» Information supplied:
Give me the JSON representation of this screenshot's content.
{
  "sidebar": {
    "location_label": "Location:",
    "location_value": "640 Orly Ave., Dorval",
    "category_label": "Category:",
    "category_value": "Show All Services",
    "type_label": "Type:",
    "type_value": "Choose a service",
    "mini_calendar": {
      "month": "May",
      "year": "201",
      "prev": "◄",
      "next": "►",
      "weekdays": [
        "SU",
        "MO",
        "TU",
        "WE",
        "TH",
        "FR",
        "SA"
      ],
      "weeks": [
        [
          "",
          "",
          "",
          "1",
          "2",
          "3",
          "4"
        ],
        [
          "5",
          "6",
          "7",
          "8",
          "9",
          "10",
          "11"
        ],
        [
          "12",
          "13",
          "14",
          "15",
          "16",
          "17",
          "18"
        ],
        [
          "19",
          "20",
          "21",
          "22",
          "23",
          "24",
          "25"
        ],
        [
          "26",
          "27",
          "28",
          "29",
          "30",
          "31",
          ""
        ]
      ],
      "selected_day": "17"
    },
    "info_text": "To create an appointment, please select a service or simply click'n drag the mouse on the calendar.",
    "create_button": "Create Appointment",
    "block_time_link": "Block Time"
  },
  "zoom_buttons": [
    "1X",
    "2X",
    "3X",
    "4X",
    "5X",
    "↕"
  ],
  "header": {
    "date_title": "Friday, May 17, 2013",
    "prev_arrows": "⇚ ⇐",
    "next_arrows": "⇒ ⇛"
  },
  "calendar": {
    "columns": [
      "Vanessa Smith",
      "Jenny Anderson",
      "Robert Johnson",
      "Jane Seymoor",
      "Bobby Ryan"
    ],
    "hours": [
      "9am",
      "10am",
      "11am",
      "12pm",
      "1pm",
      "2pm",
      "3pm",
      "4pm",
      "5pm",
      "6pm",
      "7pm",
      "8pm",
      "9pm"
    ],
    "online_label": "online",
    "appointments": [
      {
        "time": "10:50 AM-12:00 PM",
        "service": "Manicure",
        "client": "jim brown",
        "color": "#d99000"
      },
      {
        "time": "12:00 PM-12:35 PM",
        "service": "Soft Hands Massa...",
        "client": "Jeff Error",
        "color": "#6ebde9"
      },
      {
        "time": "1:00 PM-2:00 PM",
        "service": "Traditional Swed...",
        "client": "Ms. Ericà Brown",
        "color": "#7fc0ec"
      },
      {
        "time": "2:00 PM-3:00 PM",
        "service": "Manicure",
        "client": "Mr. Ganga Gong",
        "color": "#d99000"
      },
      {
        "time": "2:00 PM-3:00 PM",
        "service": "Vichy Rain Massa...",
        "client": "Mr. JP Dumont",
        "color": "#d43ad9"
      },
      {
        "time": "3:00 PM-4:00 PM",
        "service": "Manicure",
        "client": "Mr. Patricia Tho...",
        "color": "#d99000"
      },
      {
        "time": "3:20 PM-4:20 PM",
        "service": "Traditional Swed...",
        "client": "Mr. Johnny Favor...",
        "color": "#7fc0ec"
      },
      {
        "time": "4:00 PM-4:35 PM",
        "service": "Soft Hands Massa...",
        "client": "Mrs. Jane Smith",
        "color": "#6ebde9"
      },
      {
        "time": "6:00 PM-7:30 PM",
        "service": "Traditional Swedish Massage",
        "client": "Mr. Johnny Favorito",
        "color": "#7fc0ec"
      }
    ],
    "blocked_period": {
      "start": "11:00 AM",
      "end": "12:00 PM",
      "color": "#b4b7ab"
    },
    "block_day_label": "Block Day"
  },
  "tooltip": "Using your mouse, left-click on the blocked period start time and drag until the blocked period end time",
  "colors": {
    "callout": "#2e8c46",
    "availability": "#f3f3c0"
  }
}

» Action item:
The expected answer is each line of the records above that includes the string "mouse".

» Output:
    "info_text": "To create an appointment, please select a service or simply click'n drag the mouse on the calendar.",
  "tooltip": "Using your mouse, left-click on the blocked period start time and drag until the blocked period end time",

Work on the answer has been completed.